I couldn't agree with you more. The idea that you can't eat certain food just flies in the face of common sense. Not allowing something makes you crave that very thing. I will add my own experience with my sergeon totally supports the studies you cite. I too look at the band as my reminder to stop when I'm full and to make sure I'm getting the healthy stuff in. Beyond that, this is just life - just like for everyone else. It's food and it's living.

Read

TJ said...

That is one reason why I LOVE my surgeon. If you are eating sugar or white carbs all the time he will call you on it, but beyond that the goal is to be a normal person. Like you said normal people eat "bad" foods at times. His exact words were "it is unreasonable to think you will never have ice cream again."

I do use diet foods and techniques at times, but either because I like them or as a tool for when I am struggling. The same way my thin friends do when they need a little help. To consider any thing completely off the shelf is a crazy thought to me. Moderation is better to my long term success!

Band Groupie said...

You're singing my theme song Amanda. Even in my one page final query letter I'm sending out this week I squeezed in "I couldn't stay on a diet forever, diets and deprivation were a recipe for regain; diets got me obese."

Great post!

Bonnie said...

You can get on your soap box anytime, girl, cause you speak the truth. Hallelujah!

MandaPanda said...

I'll throw out an "AMEN!" for good measure. I couldn't agree more. What's really annoying is the different schools of thought. For instance, my surgeon says nothing is off limits (in moderation of course) and deprivation just creates a martyr mentality. The nutritionist from his office, however, thinks we should never eat grains, pasta or ice cream again...EVER. Go figure. Preach on sister!

Michelle said...

Great post! Loved and agreed with it that I read it twice.

Nicole said...

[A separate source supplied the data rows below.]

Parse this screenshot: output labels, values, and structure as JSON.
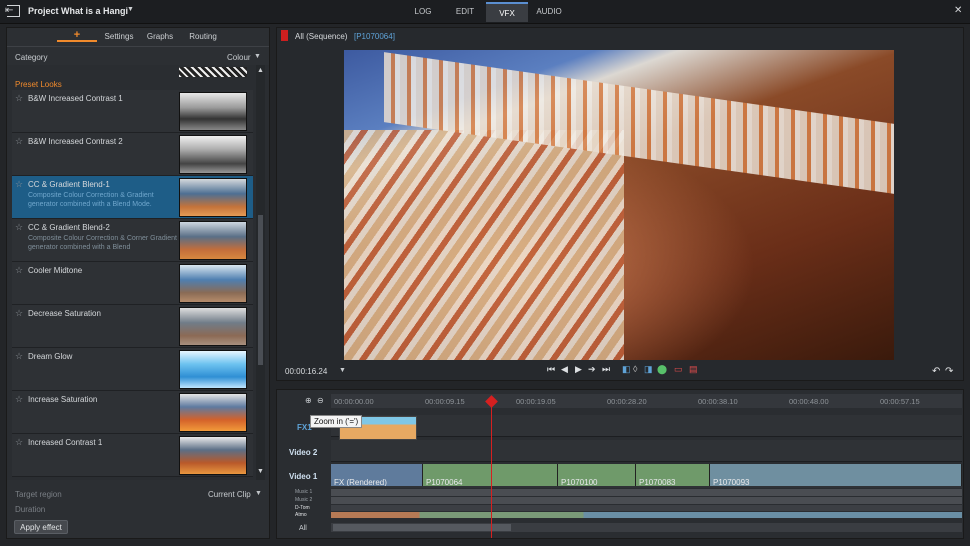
{
  "app": {
    "project_title": "Project What is a Hangi",
    "close": "✕"
  },
  "modes": [
    "LOG",
    "EDIT",
    "VFX",
    "AUDIO"
  ],
  "active_mode": "VFX",
  "left_panel": {
    "tabs": {
      "add": "+",
      "settings": "Settings",
      "graphs": "Graphs",
      "routing": "Routing"
    },
    "category_label": "Category",
    "category_value": "Colour",
    "section": "Preset Looks",
    "items": [
      {
        "label": "B&W Increased Contrast 1",
        "desc": ""
      },
      {
        "label": "B&W Increased Contrast 2",
        "desc": ""
      },
      {
        "label": "CC & Gradient Blend-1",
        "desc": "Composite Colour Correction & Gradient generator combined with a Blend Mode."
      },
      {
        "label": "CC & Gradient Blend-2",
        "desc": "Composite Colour Correction & Corner Gradient generator combined with a Blend"
      },
      {
        "label": "Cooler Midtone",
        "desc": ""
      },
      {
        "label": "Decrease Saturation",
        "desc": ""
      },
      {
        "label": "Dream Glow",
        "desc": ""
      },
      {
        "label": "Increase Saturation",
        "desc": ""
      },
      {
        "label": "Increased Contrast 1",
        "desc": ""
      }
    ],
    "target_region_label": "Target region",
    "target_region_value": "Current Clip",
    "duration_label": "Duration",
    "apply_button": "Apply effect"
  },
  "viewer": {
    "sequence": "All (Sequence)",
    "clip": "[P1070064]",
    "timecode": "00:00:16.24"
  },
  "timeline": {
    "timecodes": [
      "00:00:00.00",
      "00:00:09.15",
      "00:00:19.05",
      "00:00:28.20",
      "00:00:38.10",
      "00:00:48.00",
      "00:00:57.15"
    ],
    "tooltip": "Zoom in ('=')",
    "tracks": {
      "fx1": "FX1",
      "video2": "Video 2",
      "video1": "Video 1",
      "music1": "Music 1",
      "music2": "Music 2",
      "dtom": "D-Tom",
      "atmo": "Atmo",
      "all": "All"
    },
    "clips": [
      "FX (Rendered)",
      "P1070064",
      "P1070100",
      "P1070083",
      "P1070093"
    ]
  },
  "colors": {
    "accent_orange": "#f08a2c",
    "selection_blue": "#1e5d87",
    "playhead_red": "#d62020",
    "active_tab_blue": "#5b8fd1"
  }
}
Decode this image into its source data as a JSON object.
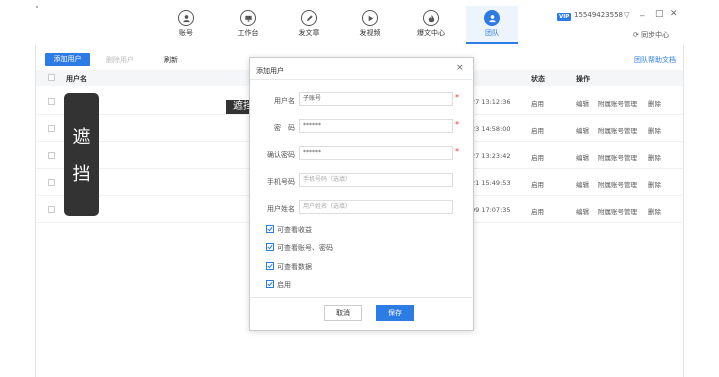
{
  "nav": {
    "items": [
      {
        "label": "账号",
        "icon": "user-icon"
      },
      {
        "label": "工作台",
        "icon": "desktop-icon"
      },
      {
        "label": "发文章",
        "icon": "pen-icon"
      },
      {
        "label": "发视频",
        "icon": "play-icon"
      },
      {
        "label": "爆文中心",
        "icon": "fire-icon"
      },
      {
        "label": "团队",
        "icon": "team-icon"
      }
    ],
    "active_index": 5
  },
  "account": {
    "vip": "VIP",
    "phone": "15549423558"
  },
  "window_controls": {
    "menu": "▽",
    "minimize": "_",
    "maximize": "□",
    "close": "✕"
  },
  "sync_label": "同步中心",
  "toolbar": {
    "add": "添加用户",
    "delete": "删除用户",
    "refresh": "刷新",
    "help": "团队帮助文档"
  },
  "table": {
    "headers": {
      "name": "用户名",
      "status": "状态",
      "action": "操作"
    },
    "rows": [
      {
        "time": "27 13:12:36",
        "status": "启用",
        "edit": "编辑",
        "manage": "附属账号管理",
        "delete": "删除"
      },
      {
        "time": "23 14:58:00",
        "status": "启用",
        "edit": "编辑",
        "manage": "附属账号管理",
        "delete": "删除"
      },
      {
        "time": "27 13:23:42",
        "status": "启用",
        "edit": "编辑",
        "manage": "附属账号管理",
        "delete": "删除"
      },
      {
        "time": "21 15:49:53",
        "status": "启用",
        "edit": "编辑",
        "manage": "附属账号管理",
        "delete": "删除"
      },
      {
        "time": "09 17:07:35",
        "status": "启用",
        "edit": "编辑",
        "manage": "附属账号管理",
        "delete": "删除"
      }
    ]
  },
  "mask": {
    "char1": "遮",
    "char2": "挡",
    "small": "遮挡"
  },
  "modal": {
    "title": "添加用户",
    "close": "×",
    "fields": [
      {
        "label": "用户名",
        "value": "子账号",
        "required": "*"
      },
      {
        "label": "密　码",
        "value": "******",
        "required": "*"
      },
      {
        "label": "确认密码",
        "value": "******",
        "required": "*"
      },
      {
        "label": "手机号码",
        "placeholder": "手机号码（选填）"
      },
      {
        "label": "用户姓名",
        "placeholder": "用户姓名（选填）"
      }
    ],
    "checkboxes": [
      {
        "label": "可查看收益"
      },
      {
        "label": "可查看账号、密码"
      },
      {
        "label": "可查看数据"
      },
      {
        "label": "启用"
      }
    ],
    "cancel": "取消",
    "save": "保存"
  },
  "colors": {
    "accent": "#2d7be5",
    "mask": "#333333"
  }
}
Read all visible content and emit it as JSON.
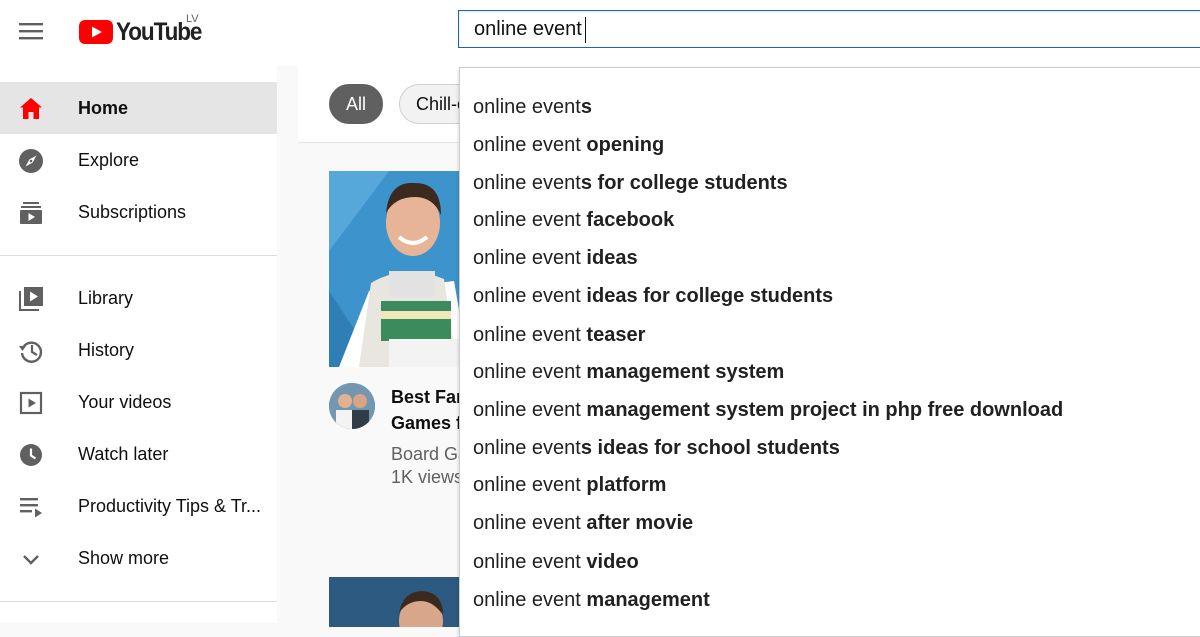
{
  "header": {
    "logo_text": "YouTube",
    "logo_country": "LV",
    "search": {
      "value": "online event",
      "placeholder": ""
    }
  },
  "sidebar": {
    "primary": [
      {
        "label": "Home",
        "icon": "home-icon",
        "active": true
      },
      {
        "label": "Explore",
        "icon": "compass-icon",
        "active": false
      },
      {
        "label": "Subscriptions",
        "icon": "subscriptions-icon",
        "active": false
      }
    ],
    "secondary": [
      {
        "label": "Library",
        "icon": "library-icon"
      },
      {
        "label": "History",
        "icon": "history-icon"
      },
      {
        "label": "Your videos",
        "icon": "play-square-icon"
      },
      {
        "label": "Watch later",
        "icon": "clock-icon"
      },
      {
        "label": "Productivity Tips & Tr...",
        "icon": "playlist-icon"
      },
      {
        "label": "Show more",
        "icon": "chevron-down-icon"
      }
    ]
  },
  "chips": [
    {
      "label": "All",
      "selected": true
    },
    {
      "label": "Chill-o",
      "selected": false
    }
  ],
  "video": {
    "title_line1": "Best Far",
    "title_line2": "Games f",
    "channel": "Board Ga",
    "views": "1K views"
  },
  "suggestions": [
    {
      "prefix": "online event",
      "rest": "s"
    },
    {
      "prefix": "online event",
      "rest": " opening"
    },
    {
      "prefix": "online event",
      "rest": "s for college students"
    },
    {
      "prefix": "online event",
      "rest": " facebook"
    },
    {
      "prefix": "online event",
      "rest": " ideas"
    },
    {
      "prefix": "online event",
      "rest": " ideas for college students"
    },
    {
      "prefix": "online event",
      "rest": " teaser"
    },
    {
      "prefix": "online event",
      "rest": " management system"
    },
    {
      "prefix": "online event",
      "rest": " management system project in php free download"
    },
    {
      "prefix": "online event",
      "rest": "s ideas for school students"
    },
    {
      "prefix": "online event",
      "rest": " platform"
    },
    {
      "prefix": "online event",
      "rest": " after movie"
    },
    {
      "prefix": "online event",
      "rest": " video"
    },
    {
      "prefix": "online event",
      "rest": " management"
    }
  ],
  "colors": {
    "brand_red": "#ff0000",
    "search_border": "#1c62b9",
    "active_bg": "#e5e5e5",
    "chip_selected": "#606060"
  }
}
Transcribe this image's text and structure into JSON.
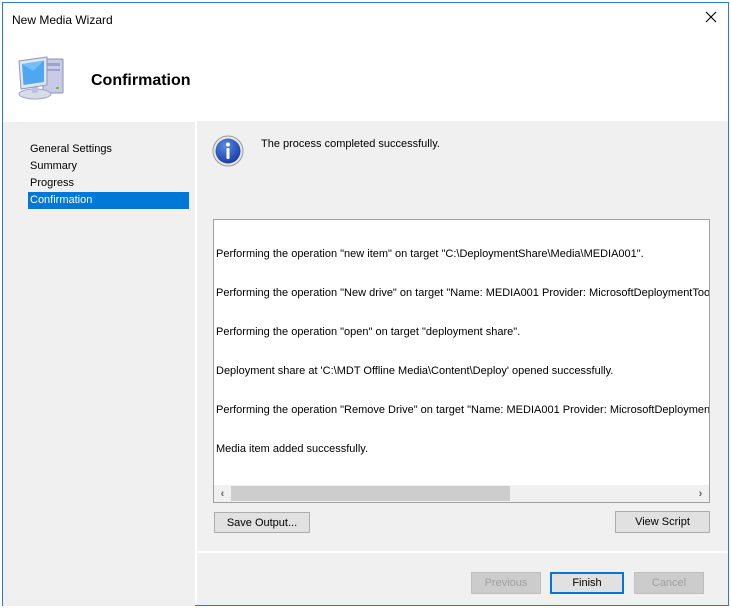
{
  "window": {
    "title": "New Media Wizard",
    "close_icon": "close-icon"
  },
  "header": {
    "icon": "computer-icon",
    "title": "Confirmation"
  },
  "sidebar": {
    "items": [
      {
        "label": "General Settings",
        "active": false
      },
      {
        "label": "Summary",
        "active": false
      },
      {
        "label": "Progress",
        "active": false
      },
      {
        "label": "Confirmation",
        "active": true
      }
    ]
  },
  "content": {
    "status_icon": "info-icon",
    "status_text": "The process completed successfully.",
    "output_lines": [
      "Performing the operation \"new item\" on target \"C:\\DeploymentShare\\Media\\MEDIA001\".",
      "Performing the operation \"New drive\" on target \"Name: MEDIA001 Provider: MicrosoftDeploymentToolki",
      "Performing the operation \"open\" on target \"deployment share\".",
      "Deployment share at 'C:\\MDT Offline Media\\Content\\Deploy' opened successfully.",
      "Performing the operation \"Remove Drive\" on target \"Name: MEDIA001 Provider: MicrosoftDeploymentTo",
      "Media item added successfully."
    ],
    "save_output_label": "Save Output...",
    "view_script_label": "View Script"
  },
  "footer": {
    "previous_label": "Previous",
    "finish_label": "Finish",
    "cancel_label": "Cancel"
  },
  "colors": {
    "accent": "#0078d7",
    "window_border": "#2b79d0",
    "panel_bg": "#f0f0f0"
  }
}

Thanks for this post. I am only two weeks out from being banded and I have a lot of anxiety about what I can and can't eat. Right now it is easy because I am on mushy food, but once I start solids, I am worried. I don't want to feel like I am dieting, but I also want to be successful. It helps to hear the point of view of someone who has been successful with the band.